As stated by the Director of the UK Safer Internet Centre "the research Professor Phippen does with us provides a strong evidence base to inform our strategy, policy and practice around online safety nationally and increasingly internationally. For example the annual reports published describing UK and international school online safety practice discloses staff training is consistently the weakest aspect of a schools online safety provision directly informed ours (and others) focus for supporting schools.

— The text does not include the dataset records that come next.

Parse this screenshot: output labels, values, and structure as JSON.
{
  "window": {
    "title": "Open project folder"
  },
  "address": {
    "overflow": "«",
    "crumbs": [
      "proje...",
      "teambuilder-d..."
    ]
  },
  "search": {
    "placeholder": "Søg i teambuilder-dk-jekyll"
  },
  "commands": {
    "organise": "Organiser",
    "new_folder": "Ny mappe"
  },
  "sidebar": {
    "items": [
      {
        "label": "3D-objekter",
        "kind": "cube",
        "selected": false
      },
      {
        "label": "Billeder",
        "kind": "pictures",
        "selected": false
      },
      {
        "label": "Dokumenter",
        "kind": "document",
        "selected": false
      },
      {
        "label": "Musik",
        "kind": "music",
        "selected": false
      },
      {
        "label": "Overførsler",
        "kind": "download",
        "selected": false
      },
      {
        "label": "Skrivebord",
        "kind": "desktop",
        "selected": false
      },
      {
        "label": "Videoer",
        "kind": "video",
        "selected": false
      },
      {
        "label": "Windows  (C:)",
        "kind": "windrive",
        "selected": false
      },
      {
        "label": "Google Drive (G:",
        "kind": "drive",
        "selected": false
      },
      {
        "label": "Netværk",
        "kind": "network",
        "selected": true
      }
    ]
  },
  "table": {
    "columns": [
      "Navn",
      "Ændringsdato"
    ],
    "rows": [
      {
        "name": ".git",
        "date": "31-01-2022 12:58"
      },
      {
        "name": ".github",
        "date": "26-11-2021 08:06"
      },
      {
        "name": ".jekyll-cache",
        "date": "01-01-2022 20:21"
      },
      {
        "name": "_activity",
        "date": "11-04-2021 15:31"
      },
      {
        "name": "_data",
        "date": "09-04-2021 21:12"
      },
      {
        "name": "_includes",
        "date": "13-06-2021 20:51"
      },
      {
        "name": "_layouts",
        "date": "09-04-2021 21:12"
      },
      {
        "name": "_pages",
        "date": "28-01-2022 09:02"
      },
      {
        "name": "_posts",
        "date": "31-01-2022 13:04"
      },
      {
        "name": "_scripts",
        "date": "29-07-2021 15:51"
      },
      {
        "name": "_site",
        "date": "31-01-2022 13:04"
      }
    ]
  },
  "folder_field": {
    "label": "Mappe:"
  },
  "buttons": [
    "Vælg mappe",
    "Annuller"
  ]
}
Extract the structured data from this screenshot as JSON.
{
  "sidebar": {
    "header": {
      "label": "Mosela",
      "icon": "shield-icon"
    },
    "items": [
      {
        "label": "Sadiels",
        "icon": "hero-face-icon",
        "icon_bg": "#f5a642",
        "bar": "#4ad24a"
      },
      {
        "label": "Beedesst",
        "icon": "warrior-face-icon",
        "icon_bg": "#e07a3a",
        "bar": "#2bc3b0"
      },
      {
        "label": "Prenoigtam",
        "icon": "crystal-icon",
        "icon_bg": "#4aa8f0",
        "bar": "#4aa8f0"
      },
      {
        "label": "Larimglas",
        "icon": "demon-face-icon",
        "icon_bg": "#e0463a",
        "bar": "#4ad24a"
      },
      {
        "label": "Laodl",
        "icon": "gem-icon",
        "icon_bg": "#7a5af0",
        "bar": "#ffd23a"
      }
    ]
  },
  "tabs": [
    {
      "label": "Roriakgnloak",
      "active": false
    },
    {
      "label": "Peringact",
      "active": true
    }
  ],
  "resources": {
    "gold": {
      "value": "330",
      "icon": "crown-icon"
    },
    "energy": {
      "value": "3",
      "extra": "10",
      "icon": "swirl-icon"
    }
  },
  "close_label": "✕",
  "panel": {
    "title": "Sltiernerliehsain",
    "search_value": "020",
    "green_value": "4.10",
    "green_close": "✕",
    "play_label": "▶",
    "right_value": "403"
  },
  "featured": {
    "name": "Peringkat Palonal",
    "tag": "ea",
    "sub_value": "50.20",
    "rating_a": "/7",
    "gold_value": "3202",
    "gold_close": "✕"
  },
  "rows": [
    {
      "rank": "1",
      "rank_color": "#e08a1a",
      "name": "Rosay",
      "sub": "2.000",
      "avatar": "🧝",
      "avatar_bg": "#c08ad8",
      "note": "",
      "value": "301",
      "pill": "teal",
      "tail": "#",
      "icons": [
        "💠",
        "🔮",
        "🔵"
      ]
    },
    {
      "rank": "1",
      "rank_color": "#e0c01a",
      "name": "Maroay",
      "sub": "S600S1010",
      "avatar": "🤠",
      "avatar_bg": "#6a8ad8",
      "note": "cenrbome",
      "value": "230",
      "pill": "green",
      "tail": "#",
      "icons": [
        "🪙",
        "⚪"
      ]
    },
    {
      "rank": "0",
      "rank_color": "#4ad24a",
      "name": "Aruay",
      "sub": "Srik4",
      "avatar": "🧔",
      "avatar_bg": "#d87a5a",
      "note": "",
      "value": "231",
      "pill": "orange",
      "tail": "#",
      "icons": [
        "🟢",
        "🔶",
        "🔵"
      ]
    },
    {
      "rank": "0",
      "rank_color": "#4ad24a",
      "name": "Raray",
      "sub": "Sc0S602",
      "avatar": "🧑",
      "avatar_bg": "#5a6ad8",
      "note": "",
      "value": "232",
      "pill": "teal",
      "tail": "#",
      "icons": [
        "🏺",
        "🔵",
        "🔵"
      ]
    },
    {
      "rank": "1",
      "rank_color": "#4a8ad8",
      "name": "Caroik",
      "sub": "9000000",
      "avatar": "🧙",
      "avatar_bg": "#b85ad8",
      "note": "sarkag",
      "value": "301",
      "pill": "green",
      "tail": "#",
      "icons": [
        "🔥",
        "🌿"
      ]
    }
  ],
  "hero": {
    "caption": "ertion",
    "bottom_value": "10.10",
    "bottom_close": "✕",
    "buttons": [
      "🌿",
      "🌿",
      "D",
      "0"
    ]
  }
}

Further examples relate to our recent work with OFSTED - the new evaluation framework specifically refer to online safety and Andy's research was used to evidence issues in the associated briefing notes we provide for inspectors."

Sources to corroborate the impact

Full statement from the Director of UK Safer Internet Centre, an organisation co-funded by the European Commission and bringing together a partnership of three leading organisations, Childnet International, the South West Grid for Learning and the Internet Watch Foundation.

Full statement from Head Teacher, Worle Community School, Somerset on the impact on the school and the introduction of a new peer mentoring programme.

Inspecting e-safety: briefing for Section 5 inspection, Ofsted January 2013. Phippen referenced and questions for leaders based on research.

A video and resources produced by the Child Online Protection and Exploitation Unit that used the research to develop the script and resources:

UK Council for Child Internet Safety research highlight:

Research quoted in Parliament by Ann Coffey MP:

Independent Parliamentary Inquiry into Child Online Safety:

Coverage on BBC Radio 1's Sexnight:

Small selection of various press pieces: